Within the records, which lines hold the string "this"? Report each one by copying it.

[Component data from apps and pages]
━━━━━━━━━━

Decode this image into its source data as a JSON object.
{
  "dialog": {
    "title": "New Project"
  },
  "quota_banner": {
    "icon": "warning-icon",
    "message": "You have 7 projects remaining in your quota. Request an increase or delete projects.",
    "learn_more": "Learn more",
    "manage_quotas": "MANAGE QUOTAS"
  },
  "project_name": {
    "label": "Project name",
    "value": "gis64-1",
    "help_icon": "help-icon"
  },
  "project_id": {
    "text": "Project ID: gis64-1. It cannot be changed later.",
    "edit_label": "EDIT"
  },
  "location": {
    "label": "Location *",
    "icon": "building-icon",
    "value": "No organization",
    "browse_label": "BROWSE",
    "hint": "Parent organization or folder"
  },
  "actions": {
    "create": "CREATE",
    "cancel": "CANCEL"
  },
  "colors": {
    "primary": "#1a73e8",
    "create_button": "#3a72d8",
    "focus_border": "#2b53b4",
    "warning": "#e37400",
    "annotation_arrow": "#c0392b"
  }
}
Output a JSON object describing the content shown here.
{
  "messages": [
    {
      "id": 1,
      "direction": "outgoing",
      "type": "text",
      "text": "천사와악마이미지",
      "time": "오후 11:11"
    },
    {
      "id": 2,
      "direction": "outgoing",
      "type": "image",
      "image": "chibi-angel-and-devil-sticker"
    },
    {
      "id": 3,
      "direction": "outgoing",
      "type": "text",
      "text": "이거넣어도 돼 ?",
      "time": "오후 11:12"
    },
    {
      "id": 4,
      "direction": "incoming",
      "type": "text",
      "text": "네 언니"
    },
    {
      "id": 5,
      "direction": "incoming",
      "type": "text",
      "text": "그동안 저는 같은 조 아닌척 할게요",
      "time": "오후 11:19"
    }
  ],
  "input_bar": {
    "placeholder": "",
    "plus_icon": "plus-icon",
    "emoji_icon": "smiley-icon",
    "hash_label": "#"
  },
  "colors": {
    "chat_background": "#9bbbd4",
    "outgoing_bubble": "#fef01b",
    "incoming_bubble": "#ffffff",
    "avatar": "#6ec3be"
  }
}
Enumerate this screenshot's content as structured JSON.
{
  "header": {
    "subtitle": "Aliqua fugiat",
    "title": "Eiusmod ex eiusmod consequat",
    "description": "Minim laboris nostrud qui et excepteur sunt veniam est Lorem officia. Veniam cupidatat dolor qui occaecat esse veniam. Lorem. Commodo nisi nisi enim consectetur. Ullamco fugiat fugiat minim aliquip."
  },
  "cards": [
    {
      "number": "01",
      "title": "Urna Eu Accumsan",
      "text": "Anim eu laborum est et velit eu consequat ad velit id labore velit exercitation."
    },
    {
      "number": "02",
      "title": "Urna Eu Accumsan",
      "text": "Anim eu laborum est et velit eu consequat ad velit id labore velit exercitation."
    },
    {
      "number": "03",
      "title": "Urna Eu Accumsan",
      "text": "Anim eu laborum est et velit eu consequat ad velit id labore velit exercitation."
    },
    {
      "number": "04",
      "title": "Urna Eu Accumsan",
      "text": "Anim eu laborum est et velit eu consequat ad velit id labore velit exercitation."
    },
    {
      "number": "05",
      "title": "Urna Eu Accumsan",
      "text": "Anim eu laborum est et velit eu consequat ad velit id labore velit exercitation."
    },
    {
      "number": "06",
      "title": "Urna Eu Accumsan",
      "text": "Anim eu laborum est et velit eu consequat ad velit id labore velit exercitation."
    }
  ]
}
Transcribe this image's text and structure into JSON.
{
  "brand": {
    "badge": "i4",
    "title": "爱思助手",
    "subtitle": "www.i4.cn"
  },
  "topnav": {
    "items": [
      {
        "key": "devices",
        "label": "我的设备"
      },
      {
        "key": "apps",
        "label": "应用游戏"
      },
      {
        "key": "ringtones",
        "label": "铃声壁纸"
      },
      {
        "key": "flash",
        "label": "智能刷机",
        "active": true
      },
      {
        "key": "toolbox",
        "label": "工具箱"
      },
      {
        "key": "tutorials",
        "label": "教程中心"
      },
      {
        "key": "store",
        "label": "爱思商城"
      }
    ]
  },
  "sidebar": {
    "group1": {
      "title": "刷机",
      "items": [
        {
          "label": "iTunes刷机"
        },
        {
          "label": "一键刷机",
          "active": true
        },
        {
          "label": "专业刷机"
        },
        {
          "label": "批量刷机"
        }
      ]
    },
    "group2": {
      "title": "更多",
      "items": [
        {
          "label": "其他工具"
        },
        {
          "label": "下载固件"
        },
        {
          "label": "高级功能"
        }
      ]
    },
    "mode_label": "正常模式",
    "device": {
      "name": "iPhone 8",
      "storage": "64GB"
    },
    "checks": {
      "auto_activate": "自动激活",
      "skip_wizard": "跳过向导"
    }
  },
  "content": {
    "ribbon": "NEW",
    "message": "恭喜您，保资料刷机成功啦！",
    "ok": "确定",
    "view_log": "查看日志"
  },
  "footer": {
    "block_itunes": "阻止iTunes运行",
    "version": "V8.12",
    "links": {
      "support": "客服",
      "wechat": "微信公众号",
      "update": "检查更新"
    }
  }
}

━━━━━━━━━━

### Output of the task:
Decode this image into its source data as a JSON object.
Enumerate this screenshot's content as structured JSON.
Transcribe this image's text and structure into JSON.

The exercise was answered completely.